### PROBLEM TO WORK ON
Return the listing below character for character.

### STUDY MATERIAL
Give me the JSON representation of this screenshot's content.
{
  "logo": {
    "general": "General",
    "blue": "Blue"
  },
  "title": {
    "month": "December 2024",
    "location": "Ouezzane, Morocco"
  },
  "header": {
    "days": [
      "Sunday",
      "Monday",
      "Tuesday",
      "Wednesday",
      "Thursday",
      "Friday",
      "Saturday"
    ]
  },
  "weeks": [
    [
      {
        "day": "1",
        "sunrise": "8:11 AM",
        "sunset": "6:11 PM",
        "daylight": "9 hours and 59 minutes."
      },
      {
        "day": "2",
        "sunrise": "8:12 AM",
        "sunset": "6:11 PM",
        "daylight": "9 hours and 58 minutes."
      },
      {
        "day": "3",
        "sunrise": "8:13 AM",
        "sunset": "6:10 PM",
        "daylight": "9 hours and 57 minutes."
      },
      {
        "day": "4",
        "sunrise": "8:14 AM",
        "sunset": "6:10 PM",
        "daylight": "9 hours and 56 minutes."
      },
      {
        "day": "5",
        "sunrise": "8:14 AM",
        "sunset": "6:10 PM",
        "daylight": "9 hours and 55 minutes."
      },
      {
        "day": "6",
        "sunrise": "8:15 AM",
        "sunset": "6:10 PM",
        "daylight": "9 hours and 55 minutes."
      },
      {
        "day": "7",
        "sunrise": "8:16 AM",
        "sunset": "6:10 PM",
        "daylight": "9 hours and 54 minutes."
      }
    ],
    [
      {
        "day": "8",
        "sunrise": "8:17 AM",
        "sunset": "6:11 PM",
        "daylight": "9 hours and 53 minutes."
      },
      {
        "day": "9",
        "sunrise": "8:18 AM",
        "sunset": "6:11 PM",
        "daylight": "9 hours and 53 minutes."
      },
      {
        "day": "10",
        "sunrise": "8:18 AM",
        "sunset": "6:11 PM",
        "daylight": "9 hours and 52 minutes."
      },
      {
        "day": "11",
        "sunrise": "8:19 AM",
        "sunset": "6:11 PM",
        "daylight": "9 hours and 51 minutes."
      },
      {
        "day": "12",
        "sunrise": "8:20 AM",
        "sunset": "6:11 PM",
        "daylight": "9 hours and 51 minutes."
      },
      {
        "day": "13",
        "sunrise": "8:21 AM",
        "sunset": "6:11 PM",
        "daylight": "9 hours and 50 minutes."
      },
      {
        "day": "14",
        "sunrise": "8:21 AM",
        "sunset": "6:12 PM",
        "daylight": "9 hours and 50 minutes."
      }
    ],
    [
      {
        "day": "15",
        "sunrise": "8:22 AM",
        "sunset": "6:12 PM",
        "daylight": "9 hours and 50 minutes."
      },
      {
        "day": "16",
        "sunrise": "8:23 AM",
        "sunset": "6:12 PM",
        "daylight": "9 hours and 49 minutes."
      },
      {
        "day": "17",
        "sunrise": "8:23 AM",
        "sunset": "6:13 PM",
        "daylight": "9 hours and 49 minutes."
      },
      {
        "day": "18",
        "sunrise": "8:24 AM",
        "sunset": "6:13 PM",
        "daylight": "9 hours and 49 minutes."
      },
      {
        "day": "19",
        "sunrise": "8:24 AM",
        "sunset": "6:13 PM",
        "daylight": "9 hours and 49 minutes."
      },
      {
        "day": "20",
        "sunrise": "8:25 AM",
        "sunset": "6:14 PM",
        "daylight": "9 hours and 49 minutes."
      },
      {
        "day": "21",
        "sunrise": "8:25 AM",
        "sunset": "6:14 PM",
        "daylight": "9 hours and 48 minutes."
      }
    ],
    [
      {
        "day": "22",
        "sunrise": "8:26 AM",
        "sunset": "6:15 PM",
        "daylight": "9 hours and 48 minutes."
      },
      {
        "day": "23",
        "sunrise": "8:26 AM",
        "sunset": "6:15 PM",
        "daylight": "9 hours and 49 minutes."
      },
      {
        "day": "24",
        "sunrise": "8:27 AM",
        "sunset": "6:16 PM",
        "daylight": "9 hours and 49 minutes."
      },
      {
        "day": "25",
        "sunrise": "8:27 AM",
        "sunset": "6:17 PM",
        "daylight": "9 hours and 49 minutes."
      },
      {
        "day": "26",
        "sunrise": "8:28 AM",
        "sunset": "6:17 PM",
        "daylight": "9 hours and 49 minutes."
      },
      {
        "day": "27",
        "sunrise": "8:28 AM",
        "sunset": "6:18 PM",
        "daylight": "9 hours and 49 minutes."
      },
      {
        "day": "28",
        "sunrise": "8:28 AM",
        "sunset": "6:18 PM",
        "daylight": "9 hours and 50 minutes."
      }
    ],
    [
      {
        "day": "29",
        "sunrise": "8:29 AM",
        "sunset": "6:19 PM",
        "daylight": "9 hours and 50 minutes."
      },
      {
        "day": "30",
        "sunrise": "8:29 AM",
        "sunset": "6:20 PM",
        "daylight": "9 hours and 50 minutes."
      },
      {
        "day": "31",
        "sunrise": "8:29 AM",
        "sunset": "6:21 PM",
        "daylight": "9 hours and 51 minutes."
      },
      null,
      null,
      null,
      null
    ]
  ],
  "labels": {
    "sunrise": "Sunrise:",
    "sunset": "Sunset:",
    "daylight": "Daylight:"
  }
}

### SOLUTION FOR THIS EXERCISE
Give me the JSON representation of this screenshot's content.
{
  "logo": {
    "general": "General",
    "blue": "Blue"
  },
  "title": {
    "month": "December 2024",
    "location": "Ouezzane, Morocco"
  },
  "header": {
    "days": [
      "Sunday",
      "Monday",
      "Tuesday",
      "Wednesday",
      "Thursday",
      "Friday",
      "Saturday"
    ]
  },
  "weeks": [
    [
      {
        "day": "1",
        "sunrise": "8:11 AM",
        "sunset": "6:11 PM",
        "daylight": "9 hours and 59 minutes."
      },
      {
        "day": "2",
        "sunrise": "8:12 AM",
        "sunset": "6:11 PM",
        "daylight": "9 hours and 58 minutes."
      },
      {
        "day": "3",
        "sunrise": "8:13 AM",
        "sunset": "6:10 PM",
        "daylight": "9 hours and 57 minutes."
      },
      {
        "day": "4",
        "sunrise": "8:14 AM",
        "sunset": "6:10 PM",
        "daylight": "9 hours and 56 minutes."
      },
      {
        "day": "5",
        "sunrise": "8:14 AM",
        "sunset": "6:10 PM",
        "daylight": "9 hours and 55 minutes."
      },
      {
        "day": "6",
        "sunrise": "8:15 AM",
        "sunset": "6:10 PM",
        "daylight": "9 hours and 55 minutes."
      },
      {
        "day": "7",
        "sunrise": "8:16 AM",
        "sunset": "6:10 PM",
        "daylight": "9 hours and 54 minutes."
      }
    ],
    [
      {
        "day": "8",
        "sunrise": "8:17 AM",
        "sunset": "6:11 PM",
        "daylight": "9 hours and 53 minutes."
      },
      {
        "day": "9",
        "sunrise": "8:18 AM",
        "sunset": "6:11 PM",
        "daylight": "9 hours and 53 minutes."
      },
      {
        "day": "10",
        "sunrise": "8:18 AM",
        "sunset": "6:11 PM",
        "daylight": "9 hours and 52 minutes."
      },
      {
        "day": "11",
        "sunrise": "8:19 AM",
        "sunset": "6:11 PM",
        "daylight": "9 hours and 51 minutes."
      },
      {
        "day": "12",
        "sunrise": "8:20 AM",
        "sunset": "6:11 PM",
        "daylight": "9 hours and 51 minutes."
      },
      {
        "day": "13",
        "sunrise": "8:21 AM",
        "sunset": "6:11 PM",
        "daylight": "9 hours and 50 minutes."
      },
      {
        "day": "14",
        "sunrise": "8:21 AM",
        "sunset": "6:12 PM",
        "daylight": "9 hours and 50 minutes."
      }
    ],
    [
      {
        "day": "15",
        "sunrise": "8:22 AM",
        "sunset": "6:12 PM",
        "daylight": "9 hours and 50 minutes."
      },
      {
        "day": "16",
        "sunrise": "8:23 AM",
        "sunset": "6:12 PM",
        "daylight": "9 hours and 49 minutes."
      },
      {
        "day": "17",
        "sunrise": "8:23 AM",
        "sunset": "6:13 PM",
        "daylight": "9 hours and 49 minutes."
      },
      {
        "day": "18",
        "sunrise": "8:24 AM",
        "sunset": "6:13 PM",
        "daylight": "9 hours and 49 minutes."
      },
      {
        "day": "19",
        "sunrise": "8:24 AM",
        "sunset": "6:13 PM",
        "daylight": "9 hours and 49 minutes."
      },
      {
        "day": "20",
        "sunrise": "8:25 AM",
        "sunset": "6:14 PM",
        "daylight": "9 hours and 49 minutes."
      },
      {
        "day": "21",
        "sunrise": "8:25 AM",
        "sunset": "6:14 PM",
        "daylight": "9 hours and 48 minutes."
      }
    ],
    [
      {
        "day": "22",
        "sunrise": "8:26 AM",
        "sunset": "6:15 PM",
        "daylight": "9 hours and 48 minutes."
      },
      {
        "day": "23",
        "sunrise": "8:26 AM",
        "sunset": "6:15 PM",
        "daylight": "9 hours and 49 minutes."
      },
      {
        "day": "24",
        "sunrise": "8:27 AM",
        "sunset": "6:16 PM",
        "daylight": "9 hours and 49 minutes."
      },
      {
        "day": "25",
        "sunrise": "8:27 AM",
        "sunset": "6:17 PM",
        "daylight": "9 hours and 49 minutes."
      },
      {
        "day": "26",
        "sunrise": "8:28 AM",
        "sunset": "6:17 PM",
        "daylight": "9 hours and 49 minutes."
      },
      {
        "day": "27",
        "sunrise": "8:28 AM",
        "sunset": "6:18 PM",
        "daylight": "9 hours and 49 minutes."
      },
      {
        "day": "28",
        "sunrise": "8:28 AM",
        "sunset": "6:18 PM",
        "daylight": "9 hours and 50 minutes."
      }
    ],
    [
      {
        "day": "29",
        "sunrise": "8:29 AM",
        "sunset": "6:19 PM",
        "daylight": "9 hours and 50 minutes."
      },
      {
        "day": "30",
        "sunrise": "8:29 AM",
        "sunset": "6:20 PM",
        "daylight": "9 hours and 50 minutes."
      },
      {
        "day": "31",
        "sunrise": "8:29 AM",
        "sunset": "6:21 PM",
        "daylight": "9 hours and 51 minutes."
      },
      null,
      null,
      null,
      null
    ]
  ],
  "labels": {
    "sunrise": "Sunrise:",
    "sunset": "Sunset:",
    "daylight": "Daylight:"
  }
}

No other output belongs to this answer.